Stored records
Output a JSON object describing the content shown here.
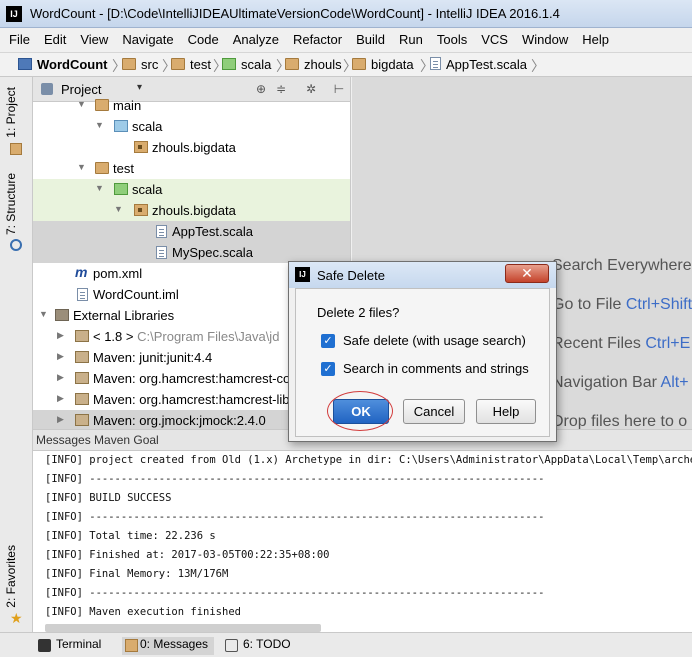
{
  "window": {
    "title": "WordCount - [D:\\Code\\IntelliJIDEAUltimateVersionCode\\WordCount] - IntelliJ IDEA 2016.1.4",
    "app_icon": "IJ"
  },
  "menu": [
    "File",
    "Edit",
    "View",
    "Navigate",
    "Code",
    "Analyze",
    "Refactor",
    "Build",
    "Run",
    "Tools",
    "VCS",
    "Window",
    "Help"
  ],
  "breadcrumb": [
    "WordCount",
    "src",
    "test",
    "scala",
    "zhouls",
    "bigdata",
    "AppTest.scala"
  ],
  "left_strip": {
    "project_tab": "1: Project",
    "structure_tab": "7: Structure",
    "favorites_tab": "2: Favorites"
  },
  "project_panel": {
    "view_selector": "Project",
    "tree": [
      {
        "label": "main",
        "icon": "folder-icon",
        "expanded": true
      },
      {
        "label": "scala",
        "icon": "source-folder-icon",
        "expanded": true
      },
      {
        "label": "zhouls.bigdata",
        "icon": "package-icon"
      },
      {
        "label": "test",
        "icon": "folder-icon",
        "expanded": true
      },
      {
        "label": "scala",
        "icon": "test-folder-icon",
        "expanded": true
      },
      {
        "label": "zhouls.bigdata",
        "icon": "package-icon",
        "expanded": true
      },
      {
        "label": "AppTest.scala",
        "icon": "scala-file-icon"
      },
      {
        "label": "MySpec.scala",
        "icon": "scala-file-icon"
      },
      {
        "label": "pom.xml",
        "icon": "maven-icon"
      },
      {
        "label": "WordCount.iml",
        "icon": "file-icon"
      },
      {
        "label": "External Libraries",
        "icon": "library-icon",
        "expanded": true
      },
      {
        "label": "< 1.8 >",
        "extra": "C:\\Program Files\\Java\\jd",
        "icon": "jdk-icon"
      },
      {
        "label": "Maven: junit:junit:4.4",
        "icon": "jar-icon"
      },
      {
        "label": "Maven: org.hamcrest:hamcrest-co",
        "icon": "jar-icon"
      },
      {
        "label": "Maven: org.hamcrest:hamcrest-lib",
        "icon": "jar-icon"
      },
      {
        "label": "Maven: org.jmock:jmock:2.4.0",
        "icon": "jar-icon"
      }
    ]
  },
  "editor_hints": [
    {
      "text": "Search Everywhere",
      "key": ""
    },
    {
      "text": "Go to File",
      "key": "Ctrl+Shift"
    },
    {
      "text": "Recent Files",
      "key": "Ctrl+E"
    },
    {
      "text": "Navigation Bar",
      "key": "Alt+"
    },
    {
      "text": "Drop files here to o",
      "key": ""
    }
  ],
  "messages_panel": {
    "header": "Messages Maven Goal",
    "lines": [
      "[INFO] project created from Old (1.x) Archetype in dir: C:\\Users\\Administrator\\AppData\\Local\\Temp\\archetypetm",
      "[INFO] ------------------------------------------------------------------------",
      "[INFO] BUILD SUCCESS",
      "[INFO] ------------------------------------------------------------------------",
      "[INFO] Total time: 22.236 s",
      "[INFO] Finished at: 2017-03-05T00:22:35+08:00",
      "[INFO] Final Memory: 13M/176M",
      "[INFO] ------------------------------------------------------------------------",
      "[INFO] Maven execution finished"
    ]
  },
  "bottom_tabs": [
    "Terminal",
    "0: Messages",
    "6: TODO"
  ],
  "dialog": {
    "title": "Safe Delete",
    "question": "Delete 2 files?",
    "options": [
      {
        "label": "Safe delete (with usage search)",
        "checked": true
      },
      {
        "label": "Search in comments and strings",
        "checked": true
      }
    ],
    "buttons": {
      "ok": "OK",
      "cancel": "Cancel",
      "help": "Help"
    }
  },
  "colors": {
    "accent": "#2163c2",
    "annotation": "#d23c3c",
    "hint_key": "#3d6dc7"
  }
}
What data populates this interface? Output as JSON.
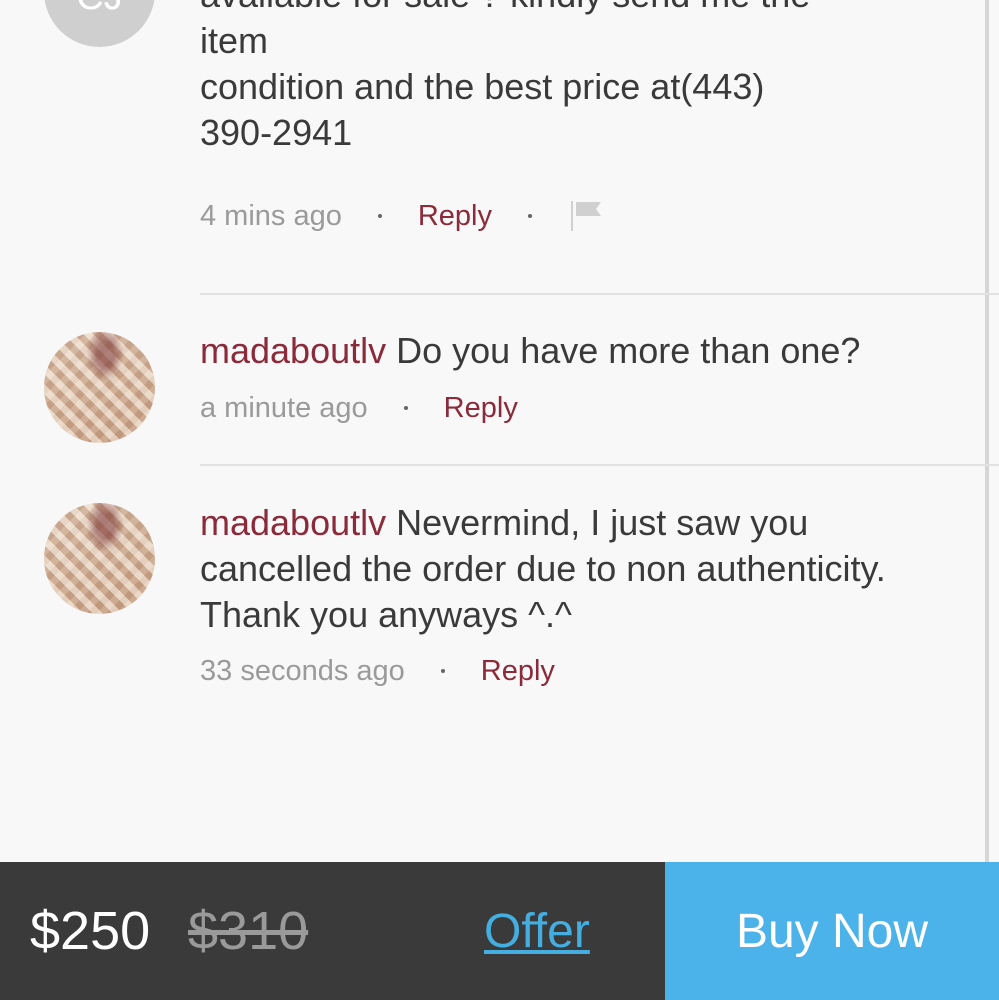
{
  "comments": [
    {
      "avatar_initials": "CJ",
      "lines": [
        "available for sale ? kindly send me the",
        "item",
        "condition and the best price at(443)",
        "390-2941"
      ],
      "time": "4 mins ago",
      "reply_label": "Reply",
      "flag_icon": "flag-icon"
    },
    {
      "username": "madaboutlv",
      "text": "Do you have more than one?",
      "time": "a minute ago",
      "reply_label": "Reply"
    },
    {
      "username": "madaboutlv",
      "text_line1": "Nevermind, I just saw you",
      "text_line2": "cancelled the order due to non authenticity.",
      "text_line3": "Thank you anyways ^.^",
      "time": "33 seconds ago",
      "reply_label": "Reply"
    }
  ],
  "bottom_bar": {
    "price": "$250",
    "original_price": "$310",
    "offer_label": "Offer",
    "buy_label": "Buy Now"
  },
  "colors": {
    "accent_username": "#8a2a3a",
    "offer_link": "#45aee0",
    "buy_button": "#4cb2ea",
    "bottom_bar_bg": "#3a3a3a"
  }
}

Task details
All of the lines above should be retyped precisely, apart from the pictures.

Answer to the problem
Output a JSON object describing the content shown here.
{
  "window": {
    "title": "WordCount - [D:\\Code\\IntelliJIDEAUltimateVersionCode\\WordCount] - IntelliJ IDEA 2016.1.4",
    "app_icon": "IJ"
  },
  "menu": [
    "File",
    "Edit",
    "View",
    "Navigate",
    "Code",
    "Analyze",
    "Refactor",
    "Build",
    "Run",
    "Tools",
    "VCS",
    "Window",
    "Help"
  ],
  "breadcrumb": [
    "WordCount",
    "src",
    "test",
    "scala",
    "zhouls",
    "bigdata",
    "AppTest.scala"
  ],
  "left_strip": {
    "project_tab": "1: Project",
    "structure_tab": "7: Structure",
    "favorites_tab": "2: Favorites"
  },
  "project_panel": {
    "view_selector": "Project",
    "tree": [
      {
        "label": "main",
        "icon": "folder-icon",
        "expanded": true
      },
      {
        "label": "scala",
        "icon": "source-folder-icon",
        "expanded": true
      },
      {
        "label": "zhouls.bigdata",
        "icon": "package-icon"
      },
      {
        "label": "test",
        "icon": "folder-icon",
        "expanded": true
      },
      {
        "label": "scala",
        "icon": "test-folder-icon",
        "expanded": true
      },
      {
        "label": "zhouls.bigdata",
        "icon": "package-icon",
        "expanded": true
      },
      {
        "label": "AppTest.scala",
        "icon": "scala-file-icon"
      },
      {
        "label": "MySpec.scala",
        "icon": "scala-file-icon"
      },
      {
        "label": "pom.xml",
        "icon": "maven-icon"
      },
      {
        "label": "WordCount.iml",
        "icon": "file-icon"
      },
      {
        "label": "External Libraries",
        "icon": "library-icon",
        "expanded": true
      },
      {
        "label": "< 1.8 >",
        "extra": "C:\\Program Files\\Java\\jd",
        "icon": "jdk-icon"
      },
      {
        "label": "Maven: junit:junit:4.4",
        "icon": "jar-icon"
      },
      {
        "label": "Maven: org.hamcrest:hamcrest-co",
        "icon": "jar-icon"
      },
      {
        "label": "Maven: org.hamcrest:hamcrest-lib",
        "icon": "jar-icon"
      },
      {
        "label": "Maven: org.jmock:jmock:2.4.0",
        "icon": "jar-icon"
      }
    ]
  },
  "editor_hints": [
    {
      "text": "Search Everywhere",
      "key": ""
    },
    {
      "text": "Go to File",
      "key": "Ctrl+Shift"
    },
    {
      "text": "Recent Files",
      "key": "Ctrl+E"
    },
    {
      "text": "Navigation Bar",
      "key": "Alt+"
    },
    {
      "text": "Drop files here to o",
      "key": ""
    }
  ],
  "messages_panel": {
    "header": "Messages Maven Goal",
    "lines": [
      "[INFO] project created from Old (1.x) Archetype in dir: C:\\Users\\Administrator\\AppData\\Local\\Temp\\archetypetm",
      "[INFO] ------------------------------------------------------------------------",
      "[INFO] BUILD SUCCESS",
      "[INFO] ------------------------------------------------------------------------",
      "[INFO] Total time: 22.236 s",
      "[INFO] Finished at: 2017-03-05T00:22:35+08:00",
      "[INFO] Final Memory: 13M/176M",
      "[INFO] ------------------------------------------------------------------------",
      "[INFO] Maven execution finished"
    ]
  },
  "bottom_tabs": [
    "Terminal",
    "0: Messages",
    "6: TODO"
  ],
  "dialog": {
    "title": "Safe Delete",
    "question": "Delete 2 files?",
    "options": [
      {
        "label": "Safe delete (with usage search)",
        "checked": true
      },
      {
        "label": "Search in comments and strings",
        "checked": true
      }
    ],
    "buttons": {
      "ok": "OK",
      "cancel": "Cancel",
      "help": "Help"
    }
  },
  "colors": {
    "accent": "#2163c2",
    "annotation": "#d23c3c",
    "hint_key": "#3d6dc7"
  }
}
What data populates this interface? Output as JSON.
{
  "comments": [
    {
      "avatar_initials": "CJ",
      "lines": [
        "available for sale ? kindly send me the",
        "item",
        "condition and the best price at(443)",
        "390-2941"
      ],
      "time": "4 mins ago",
      "reply_label": "Reply",
      "flag_icon": "flag-icon"
    },
    {
      "username": "madaboutlv",
      "text": "Do you have more than one?",
      "time": "a minute ago",
      "reply_label": "Reply"
    },
    {
      "username": "madaboutlv",
      "text_line1": "Nevermind, I just saw you",
      "text_line2": "cancelled the order due to non authenticity.",
      "text_line3": "Thank you anyways ^.^",
      "time": "33 seconds ago",
      "reply_label": "Reply"
    }
  ],
  "bottom_bar": {
    "price": "$250",
    "original_price": "$310",
    "offer_label": "Offer",
    "buy_label": "Buy Now"
  },
  "colors": {
    "accent_username": "#8a2a3a",
    "offer_link": "#45aee0",
    "buy_button": "#4cb2ea",
    "bottom_bar_bg": "#3a3a3a"
  }
}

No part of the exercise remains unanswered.